How did we get here?
This is perhaps one of one of the most basic, most human questions. We look to the past to understand not only where we came from, but also to define who we are now and what we might become.
In my own past, I was a graduate student studying paleontology and evolutionary theory, a field devoted entirely to answering the question “How did we get here?” Most of us think of biological evolution as a process that slowly shapes a species through natural selection, generation after generation. But take a step back and you see a bigger picture of the origin, diversification, and extinction of entire taxonomic groups going back to the dawn of life on the planet. This larger pattern is called “macroevolution,” and it reveals the fuller tapestry of the history of life on Earth.
Our own field of student success is undergoing its own macroevolution: expanding, transforming, and becoming more complex. So, how did we get here? I wondered if we could apply some of the same principles used to study evolutionary biology to the big trends in the evolution of student success.
First we needed to build a “fossil record” of sorts—a history of what happened. Fortunately, we had access to two invaluable resources: a robust academic literature and EAB’s library of 200+ student success practices gathered over the last 10 years. The practices became our “species,” grouped into “lineages” based on the problems they were intended to solve. We then placed each lineage on a timeline based on when it first appeared. In this way, we were able to map the evolution of student success.
Three big themes became apparent.
1. Student success practices build over time, but they don’t go away
There doesn’t seem to be much “extinction” in the evolution of student success, only diversification. The earliest student success theories emerged in the 1970s, with Spady and Tinto’s work on “student integration”—what we now call student engagement. We still talk about student engagement today, although these practices are increasingly based on technology.
The 1980s brought the advent of enrollment management, and with it the realization that an achievement gap exists for certain demographics. Today, we still think about programs for “special populations,” although we’ve expanded beyond just demographics to include programs for groups like first-generation students, transfer students, and veterans.
The focus in the 1990s shifted to the first-year experience, and with it came a major investment in professional advisors. Later, in the 2000s, we realized that advisors were best positioned to monitor student progress, engage in timely interventions, and connect students to the resources they need. We equipped them with degree audits, early warning systems, and coordinated care networks, and they evolved into student success specialists.
2. The pace of change is accelerating
We were surprised and amazed to see the sharp upward trajectory of the evolutionary curve as a large number of recent “lineages” have entered the space, each representing a new family of practices. When biologists see big change like this, it is usually because of a major shift in the environment. We think that might be what is happening here, driven by the lasting effects of the Great Recession.
During the Recession, the share of Pell-eligible undergraduates increased. These students are less likely to be from affluent areas, less likely to be well-prepared, and more likely to be the first in their family to attend college. In short, they need a lot more support and guidance than their counterparts from decades past. As a result, we’ve seen a dramatic expansion in what EAB calls “next-generation advising.”

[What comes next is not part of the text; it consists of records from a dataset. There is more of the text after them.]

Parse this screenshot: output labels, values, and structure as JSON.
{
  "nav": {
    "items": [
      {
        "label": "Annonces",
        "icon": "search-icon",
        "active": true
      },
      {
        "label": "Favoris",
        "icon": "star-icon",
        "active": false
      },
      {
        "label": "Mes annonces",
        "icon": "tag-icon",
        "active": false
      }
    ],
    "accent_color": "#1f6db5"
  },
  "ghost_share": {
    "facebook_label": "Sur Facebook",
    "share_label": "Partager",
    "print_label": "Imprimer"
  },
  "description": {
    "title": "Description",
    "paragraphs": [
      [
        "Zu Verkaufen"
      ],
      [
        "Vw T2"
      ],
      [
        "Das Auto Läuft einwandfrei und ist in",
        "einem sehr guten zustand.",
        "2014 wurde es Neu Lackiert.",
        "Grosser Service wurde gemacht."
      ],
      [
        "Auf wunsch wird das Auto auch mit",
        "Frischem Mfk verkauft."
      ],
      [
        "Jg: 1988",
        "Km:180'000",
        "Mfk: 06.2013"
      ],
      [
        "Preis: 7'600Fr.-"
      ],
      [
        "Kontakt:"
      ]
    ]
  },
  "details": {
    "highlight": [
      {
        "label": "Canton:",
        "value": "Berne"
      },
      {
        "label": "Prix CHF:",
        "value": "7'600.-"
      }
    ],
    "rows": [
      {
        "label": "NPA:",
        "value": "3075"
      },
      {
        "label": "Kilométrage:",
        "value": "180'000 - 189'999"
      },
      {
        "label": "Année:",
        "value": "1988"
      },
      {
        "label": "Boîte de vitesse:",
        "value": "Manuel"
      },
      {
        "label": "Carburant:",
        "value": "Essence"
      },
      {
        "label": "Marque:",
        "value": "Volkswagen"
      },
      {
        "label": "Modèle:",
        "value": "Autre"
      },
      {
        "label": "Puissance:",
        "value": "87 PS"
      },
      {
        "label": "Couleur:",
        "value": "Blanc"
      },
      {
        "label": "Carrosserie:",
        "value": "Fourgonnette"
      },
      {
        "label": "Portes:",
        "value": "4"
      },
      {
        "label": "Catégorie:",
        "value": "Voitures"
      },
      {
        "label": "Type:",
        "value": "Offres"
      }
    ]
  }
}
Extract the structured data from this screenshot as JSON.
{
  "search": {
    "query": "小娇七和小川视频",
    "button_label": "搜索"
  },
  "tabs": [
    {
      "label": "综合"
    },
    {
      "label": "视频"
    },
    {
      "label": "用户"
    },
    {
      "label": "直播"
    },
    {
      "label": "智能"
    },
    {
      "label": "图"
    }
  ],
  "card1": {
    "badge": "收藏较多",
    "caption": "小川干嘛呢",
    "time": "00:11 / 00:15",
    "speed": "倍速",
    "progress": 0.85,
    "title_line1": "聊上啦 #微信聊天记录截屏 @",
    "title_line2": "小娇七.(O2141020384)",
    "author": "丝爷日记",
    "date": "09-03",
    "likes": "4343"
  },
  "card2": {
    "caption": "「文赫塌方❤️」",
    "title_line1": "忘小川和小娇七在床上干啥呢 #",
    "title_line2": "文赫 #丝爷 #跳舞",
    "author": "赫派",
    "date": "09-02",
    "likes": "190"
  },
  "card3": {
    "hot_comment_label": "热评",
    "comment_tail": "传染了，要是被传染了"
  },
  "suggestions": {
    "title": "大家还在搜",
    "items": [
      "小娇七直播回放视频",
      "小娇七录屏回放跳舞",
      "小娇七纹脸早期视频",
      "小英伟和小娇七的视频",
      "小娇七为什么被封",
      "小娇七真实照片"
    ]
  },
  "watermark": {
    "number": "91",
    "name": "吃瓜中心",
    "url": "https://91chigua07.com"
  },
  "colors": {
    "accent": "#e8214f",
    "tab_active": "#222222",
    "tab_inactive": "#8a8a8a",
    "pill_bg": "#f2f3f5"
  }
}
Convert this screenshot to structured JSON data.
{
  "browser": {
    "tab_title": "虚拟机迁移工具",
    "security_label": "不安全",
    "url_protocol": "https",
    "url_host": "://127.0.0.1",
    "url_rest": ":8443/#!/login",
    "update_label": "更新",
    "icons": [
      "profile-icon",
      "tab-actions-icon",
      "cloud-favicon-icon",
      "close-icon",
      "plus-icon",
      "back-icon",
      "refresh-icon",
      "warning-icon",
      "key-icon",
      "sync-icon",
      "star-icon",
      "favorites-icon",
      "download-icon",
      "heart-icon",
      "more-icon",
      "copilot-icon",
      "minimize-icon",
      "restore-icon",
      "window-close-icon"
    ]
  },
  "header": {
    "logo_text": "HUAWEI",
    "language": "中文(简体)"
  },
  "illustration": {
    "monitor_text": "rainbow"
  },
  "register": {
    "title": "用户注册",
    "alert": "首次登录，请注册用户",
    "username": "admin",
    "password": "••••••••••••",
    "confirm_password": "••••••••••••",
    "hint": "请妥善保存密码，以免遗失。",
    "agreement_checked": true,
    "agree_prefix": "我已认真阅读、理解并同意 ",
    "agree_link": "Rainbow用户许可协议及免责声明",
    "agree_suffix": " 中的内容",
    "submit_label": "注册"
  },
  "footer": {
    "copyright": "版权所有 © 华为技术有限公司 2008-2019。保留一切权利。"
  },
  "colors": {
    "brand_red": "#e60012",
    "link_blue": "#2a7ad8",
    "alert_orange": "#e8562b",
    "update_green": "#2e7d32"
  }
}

State funding pulled back during the Recession and for the most part has not returned, putting additional tuition burden on students and families. The result has been an uptick in public criticism over the cost of college. In response, many schools have focused on reducing cost by shortening time to degree. Practices pertaining to degree progress are the most voluminous and fastest growing in the EAB library.
Lastly, we all know that recent graduates had a hard time finding jobs during the Recession, but what is less well known is that levels of unemployment and underemployment still remain near Recession-era highs. This has added a new piece to the student success puzzle: ensuring that students achieve a desirable post-graduate outcome. For most students, that means a greater investment in career development, another quickly growing part of our library.
3. The definition of ‘student success’ is itself evolving
Years ago, we used to think about student success in terms of at-risk demographics, or first-to-second year retention. Now a larger definition has emerged: graduate more students, at lower cost, with better outcomes. This is what some have called ensuring a “return on education,” putting student success squarely at the core of the mission of every college and university. We plan to write more about this over the course of 2017.